Glossary
to come along – to progress; to move ahead according to a plan

* How is the book coming along? Have you written much yet?

retreat – an informal meeting away from the workplace where employees of a company spend time together and getting to know each other better

* Are you going to the company retreat? The boss says that I have to go.


arrangements – plans; preparations for an event in the future

* Susan made arrangements for the wedding to be held in Hawaii.


to set up – to plan; to get something ready

* The workers set up the chairs in the room for the large meeting.


opening day – the first day; the first time that a business or other place is open to people

* I went to the store on its opening day and found some great sale prices!


to arrange – to set up; to plan; to fix something so that it works a certain way

* Sophie arranged for a band to play at her wedding.


to line up – to schedule to appear or to perform

* I have lined up four new comedians to perform tomorrow night.


speaker – a person who talks in front of other people; a person who gives speeches

* How many speakers will be at the conference this year?


panel – a group speakers, usually on one topic; a discussion group

* A panel of tax experts will speak at the meeting about the new business tax laws.


productivity – the amount and speed at which things are made or produced

* Our factory’s productivity increased when employees were given bonuses.


teamwork – the ability to work well together as a group or a team; working together

* The softball team showed great teamwork during the game today.

recreation – free time; relaxation; time to do what a person wants to

* I can’t keep sitting in the office all day. I need some recreation!


all work and no play – being serious and working hard all the time, without taking time for relaxation or fun

* All work and no play can make anyone feel bored.


to hold – to take place in a certain location; to arrange to happen in a specific place

* The wedding will be held at the church next Saturday.


golf – a game played by hitting a small white ball into small holes in the ground using a long metal club

* Golf is a sport that men and women can play without getting too tired and sweaty.


water sport – a sport or game played in a pool, lake, or ocean

* Steven loves water sports, especially water skiing.


under control – planned and going well, without need of help from anyone else

* Jelissa is taking care of five young children at the same time and she doesn’t look like she has things under control.

Culture Note
A Calling and a Second Career

Many people who have worked for many years in one “industry” (field of work) decide to make a change, either because they cannot find work in that industry or because they prefer to work in a different field. These people often start “second careers” in a completely different area of work.

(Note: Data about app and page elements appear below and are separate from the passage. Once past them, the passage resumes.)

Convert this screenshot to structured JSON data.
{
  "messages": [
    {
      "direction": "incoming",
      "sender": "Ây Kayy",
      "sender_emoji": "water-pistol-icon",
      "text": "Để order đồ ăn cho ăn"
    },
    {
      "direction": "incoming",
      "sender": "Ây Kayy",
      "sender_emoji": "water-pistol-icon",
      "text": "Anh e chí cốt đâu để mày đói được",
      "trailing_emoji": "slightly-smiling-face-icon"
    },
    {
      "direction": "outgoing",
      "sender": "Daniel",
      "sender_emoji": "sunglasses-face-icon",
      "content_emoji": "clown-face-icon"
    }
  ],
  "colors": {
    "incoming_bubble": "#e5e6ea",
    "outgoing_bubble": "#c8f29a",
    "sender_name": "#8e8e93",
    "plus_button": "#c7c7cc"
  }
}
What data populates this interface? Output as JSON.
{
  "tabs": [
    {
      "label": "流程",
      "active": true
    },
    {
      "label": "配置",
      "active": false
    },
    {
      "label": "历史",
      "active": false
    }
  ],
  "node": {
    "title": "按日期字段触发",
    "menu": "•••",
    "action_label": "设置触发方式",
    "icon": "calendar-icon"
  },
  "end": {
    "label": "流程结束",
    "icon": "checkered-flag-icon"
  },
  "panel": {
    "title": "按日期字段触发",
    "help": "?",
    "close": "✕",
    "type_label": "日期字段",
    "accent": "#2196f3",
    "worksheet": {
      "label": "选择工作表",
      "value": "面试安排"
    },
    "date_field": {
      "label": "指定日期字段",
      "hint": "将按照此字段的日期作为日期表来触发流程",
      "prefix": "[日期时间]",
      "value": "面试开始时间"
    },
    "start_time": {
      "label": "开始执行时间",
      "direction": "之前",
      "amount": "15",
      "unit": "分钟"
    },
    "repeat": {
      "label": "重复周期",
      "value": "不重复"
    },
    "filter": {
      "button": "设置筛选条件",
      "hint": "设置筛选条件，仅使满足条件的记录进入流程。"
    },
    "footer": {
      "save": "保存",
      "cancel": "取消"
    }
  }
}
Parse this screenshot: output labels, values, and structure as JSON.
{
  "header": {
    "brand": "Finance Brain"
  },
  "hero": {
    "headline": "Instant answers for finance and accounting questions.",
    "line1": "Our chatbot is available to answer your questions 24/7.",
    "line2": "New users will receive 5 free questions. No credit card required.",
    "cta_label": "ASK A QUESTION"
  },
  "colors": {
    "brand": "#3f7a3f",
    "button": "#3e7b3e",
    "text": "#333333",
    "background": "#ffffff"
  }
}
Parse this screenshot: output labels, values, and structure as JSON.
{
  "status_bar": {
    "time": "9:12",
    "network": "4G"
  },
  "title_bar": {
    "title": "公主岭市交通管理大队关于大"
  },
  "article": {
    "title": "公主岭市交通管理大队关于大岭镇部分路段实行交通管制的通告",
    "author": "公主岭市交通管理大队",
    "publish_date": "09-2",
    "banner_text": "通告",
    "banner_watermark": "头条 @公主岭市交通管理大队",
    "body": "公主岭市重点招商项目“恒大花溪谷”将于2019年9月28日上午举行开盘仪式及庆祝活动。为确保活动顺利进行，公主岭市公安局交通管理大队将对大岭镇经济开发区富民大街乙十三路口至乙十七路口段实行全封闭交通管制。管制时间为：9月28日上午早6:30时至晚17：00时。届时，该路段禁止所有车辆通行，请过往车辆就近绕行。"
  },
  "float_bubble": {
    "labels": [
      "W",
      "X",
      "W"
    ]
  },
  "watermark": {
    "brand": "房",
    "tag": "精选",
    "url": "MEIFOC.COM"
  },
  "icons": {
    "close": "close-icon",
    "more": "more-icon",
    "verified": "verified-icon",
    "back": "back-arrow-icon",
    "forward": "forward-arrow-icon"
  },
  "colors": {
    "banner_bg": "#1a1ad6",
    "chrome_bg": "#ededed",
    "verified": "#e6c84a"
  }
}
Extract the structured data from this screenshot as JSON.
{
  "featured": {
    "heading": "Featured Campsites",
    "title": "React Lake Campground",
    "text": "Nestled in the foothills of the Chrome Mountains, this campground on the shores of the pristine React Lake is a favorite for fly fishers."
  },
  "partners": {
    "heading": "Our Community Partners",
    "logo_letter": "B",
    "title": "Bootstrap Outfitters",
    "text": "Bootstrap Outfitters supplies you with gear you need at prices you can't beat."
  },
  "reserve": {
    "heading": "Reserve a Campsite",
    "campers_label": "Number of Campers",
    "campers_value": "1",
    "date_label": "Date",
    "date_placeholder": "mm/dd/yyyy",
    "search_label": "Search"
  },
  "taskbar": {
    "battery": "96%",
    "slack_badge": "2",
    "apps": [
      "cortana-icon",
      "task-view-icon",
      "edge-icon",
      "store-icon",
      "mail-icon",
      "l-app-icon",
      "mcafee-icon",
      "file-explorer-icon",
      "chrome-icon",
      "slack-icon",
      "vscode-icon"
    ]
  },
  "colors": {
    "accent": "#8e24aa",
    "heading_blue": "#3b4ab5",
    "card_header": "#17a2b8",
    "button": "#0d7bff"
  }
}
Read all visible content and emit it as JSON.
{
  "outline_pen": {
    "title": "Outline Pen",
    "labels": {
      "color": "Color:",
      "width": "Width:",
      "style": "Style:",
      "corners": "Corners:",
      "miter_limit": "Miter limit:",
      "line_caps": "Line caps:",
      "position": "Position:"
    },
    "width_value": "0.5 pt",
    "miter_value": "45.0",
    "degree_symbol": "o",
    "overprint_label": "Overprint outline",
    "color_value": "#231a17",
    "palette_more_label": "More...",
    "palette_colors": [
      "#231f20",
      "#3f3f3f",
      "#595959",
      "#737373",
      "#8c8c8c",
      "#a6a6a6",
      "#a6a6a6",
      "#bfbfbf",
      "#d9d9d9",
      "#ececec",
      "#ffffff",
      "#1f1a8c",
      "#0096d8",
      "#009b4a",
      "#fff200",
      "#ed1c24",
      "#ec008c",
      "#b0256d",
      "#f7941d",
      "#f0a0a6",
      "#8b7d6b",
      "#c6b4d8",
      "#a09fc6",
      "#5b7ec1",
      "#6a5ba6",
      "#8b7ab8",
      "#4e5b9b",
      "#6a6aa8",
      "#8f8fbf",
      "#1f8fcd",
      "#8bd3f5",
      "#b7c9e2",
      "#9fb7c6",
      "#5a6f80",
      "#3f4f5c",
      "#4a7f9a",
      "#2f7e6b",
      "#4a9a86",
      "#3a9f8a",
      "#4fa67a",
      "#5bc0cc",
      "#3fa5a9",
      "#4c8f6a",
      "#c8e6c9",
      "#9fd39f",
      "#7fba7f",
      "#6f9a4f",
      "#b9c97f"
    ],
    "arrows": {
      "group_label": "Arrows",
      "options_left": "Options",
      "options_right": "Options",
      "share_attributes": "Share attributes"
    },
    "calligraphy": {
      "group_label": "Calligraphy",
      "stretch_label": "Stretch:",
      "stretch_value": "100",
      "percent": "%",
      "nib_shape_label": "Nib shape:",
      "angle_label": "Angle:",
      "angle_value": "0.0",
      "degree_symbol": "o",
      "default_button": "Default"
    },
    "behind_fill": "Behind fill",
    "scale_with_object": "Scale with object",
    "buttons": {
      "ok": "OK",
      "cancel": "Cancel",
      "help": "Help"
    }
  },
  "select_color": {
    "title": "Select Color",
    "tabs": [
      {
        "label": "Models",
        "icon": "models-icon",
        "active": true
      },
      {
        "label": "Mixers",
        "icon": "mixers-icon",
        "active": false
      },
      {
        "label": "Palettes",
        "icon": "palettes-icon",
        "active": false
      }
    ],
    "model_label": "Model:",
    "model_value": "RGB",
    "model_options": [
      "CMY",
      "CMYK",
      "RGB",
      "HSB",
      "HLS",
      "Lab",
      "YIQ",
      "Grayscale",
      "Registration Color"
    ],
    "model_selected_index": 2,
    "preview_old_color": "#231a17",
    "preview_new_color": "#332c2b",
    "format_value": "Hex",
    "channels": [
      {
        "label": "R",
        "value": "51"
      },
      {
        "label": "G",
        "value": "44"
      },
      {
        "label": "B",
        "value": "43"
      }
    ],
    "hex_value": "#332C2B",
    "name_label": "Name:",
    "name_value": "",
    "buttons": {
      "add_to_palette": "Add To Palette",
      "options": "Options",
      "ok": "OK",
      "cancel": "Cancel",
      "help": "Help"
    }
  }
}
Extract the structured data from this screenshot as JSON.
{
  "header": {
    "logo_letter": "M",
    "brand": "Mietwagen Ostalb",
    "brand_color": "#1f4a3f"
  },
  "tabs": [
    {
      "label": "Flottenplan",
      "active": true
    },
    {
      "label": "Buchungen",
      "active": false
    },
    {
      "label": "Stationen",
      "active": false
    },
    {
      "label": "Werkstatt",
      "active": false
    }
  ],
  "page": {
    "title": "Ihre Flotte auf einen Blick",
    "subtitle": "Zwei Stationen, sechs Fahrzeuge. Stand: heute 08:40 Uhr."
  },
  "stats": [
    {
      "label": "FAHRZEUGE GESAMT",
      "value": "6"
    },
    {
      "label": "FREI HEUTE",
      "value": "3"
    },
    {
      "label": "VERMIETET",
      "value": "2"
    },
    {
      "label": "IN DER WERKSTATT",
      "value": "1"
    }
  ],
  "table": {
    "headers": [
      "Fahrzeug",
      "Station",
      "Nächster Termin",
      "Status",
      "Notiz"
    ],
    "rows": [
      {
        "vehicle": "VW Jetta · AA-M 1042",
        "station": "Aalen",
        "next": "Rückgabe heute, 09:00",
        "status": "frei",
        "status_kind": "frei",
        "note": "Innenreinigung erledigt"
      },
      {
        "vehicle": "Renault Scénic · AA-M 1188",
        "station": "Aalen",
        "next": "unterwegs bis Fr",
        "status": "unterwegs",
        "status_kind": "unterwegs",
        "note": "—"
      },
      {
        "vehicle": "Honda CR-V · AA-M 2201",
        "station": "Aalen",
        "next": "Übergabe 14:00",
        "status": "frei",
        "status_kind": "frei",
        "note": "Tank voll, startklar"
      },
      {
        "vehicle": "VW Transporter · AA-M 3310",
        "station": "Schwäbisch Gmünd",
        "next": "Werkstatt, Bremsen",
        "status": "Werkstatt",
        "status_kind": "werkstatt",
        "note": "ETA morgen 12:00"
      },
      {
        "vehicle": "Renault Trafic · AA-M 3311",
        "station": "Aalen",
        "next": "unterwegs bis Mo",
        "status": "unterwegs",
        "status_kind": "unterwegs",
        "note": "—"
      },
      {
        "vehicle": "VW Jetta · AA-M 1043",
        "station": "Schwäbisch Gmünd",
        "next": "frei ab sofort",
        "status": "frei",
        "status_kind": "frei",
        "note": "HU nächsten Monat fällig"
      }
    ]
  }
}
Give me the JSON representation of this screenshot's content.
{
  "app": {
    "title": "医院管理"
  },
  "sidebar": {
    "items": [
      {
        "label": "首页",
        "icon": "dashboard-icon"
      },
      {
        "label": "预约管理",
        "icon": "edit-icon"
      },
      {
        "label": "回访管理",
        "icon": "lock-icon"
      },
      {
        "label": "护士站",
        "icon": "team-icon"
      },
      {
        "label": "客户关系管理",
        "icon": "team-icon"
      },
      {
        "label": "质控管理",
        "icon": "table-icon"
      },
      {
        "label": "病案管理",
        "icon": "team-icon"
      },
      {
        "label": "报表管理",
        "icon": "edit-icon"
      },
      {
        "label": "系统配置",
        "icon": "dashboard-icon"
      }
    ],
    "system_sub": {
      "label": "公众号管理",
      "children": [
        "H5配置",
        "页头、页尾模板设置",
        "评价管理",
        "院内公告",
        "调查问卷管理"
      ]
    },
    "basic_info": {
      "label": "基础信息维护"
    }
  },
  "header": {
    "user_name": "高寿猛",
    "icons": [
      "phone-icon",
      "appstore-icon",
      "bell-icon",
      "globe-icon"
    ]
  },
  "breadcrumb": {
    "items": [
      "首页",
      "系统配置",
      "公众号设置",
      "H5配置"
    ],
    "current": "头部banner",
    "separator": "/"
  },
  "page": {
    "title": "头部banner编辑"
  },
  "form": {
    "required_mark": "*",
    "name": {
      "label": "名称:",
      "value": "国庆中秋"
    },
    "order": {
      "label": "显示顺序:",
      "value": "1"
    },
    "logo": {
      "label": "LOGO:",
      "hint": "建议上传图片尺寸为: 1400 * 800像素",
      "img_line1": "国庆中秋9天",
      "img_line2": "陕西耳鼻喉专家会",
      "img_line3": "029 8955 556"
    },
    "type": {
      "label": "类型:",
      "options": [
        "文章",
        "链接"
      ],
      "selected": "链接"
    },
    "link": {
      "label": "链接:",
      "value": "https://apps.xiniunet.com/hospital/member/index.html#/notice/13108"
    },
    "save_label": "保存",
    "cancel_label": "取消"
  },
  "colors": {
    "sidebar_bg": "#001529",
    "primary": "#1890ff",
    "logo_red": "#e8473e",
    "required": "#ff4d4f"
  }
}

In recent years, there has been a “rise” (increase) of people going into seminaries. A “seminary” is a college that trains people to be priests, ministers, rabbis, and other types of religious leaders. (Different religions or “denominations” (division or branch of the Christian church) use different terms for its leaders: priest=Catholic (Christian), minister=Protestant (Christian), rabbi=Jewish, etc.)

The fastest-growing group of people entering seminaries is baby boomers. Baby boomers are people born between 1946 and 1964. These baby boomers are now in their 50s and 60s and no longer have children to raise or “mortgages” (money owed on a home loan) to pay, and perhaps are looking to change their lives in significant ways.

Many see this as a second career. Many who are entering seminaries have been active in their church for years and have felt a calling for the church. A “calling” is a strong feeling that one should do a certain job, a strong “urge” (desire) that one should pursue a certain career. Although “a calling” is often used in relation to the church, we can also use it, though less commonly, for other professions, especially those that help or serve other people. For example, in medicine, you may have a calling to be a doctor or nurse.

As you might expect, in 2011, students under the age of 30 is still the largest group of seminary students at about 30%, but those over 50 years of age now “make up” (account for; total) about 20%; it was 12% in 1995.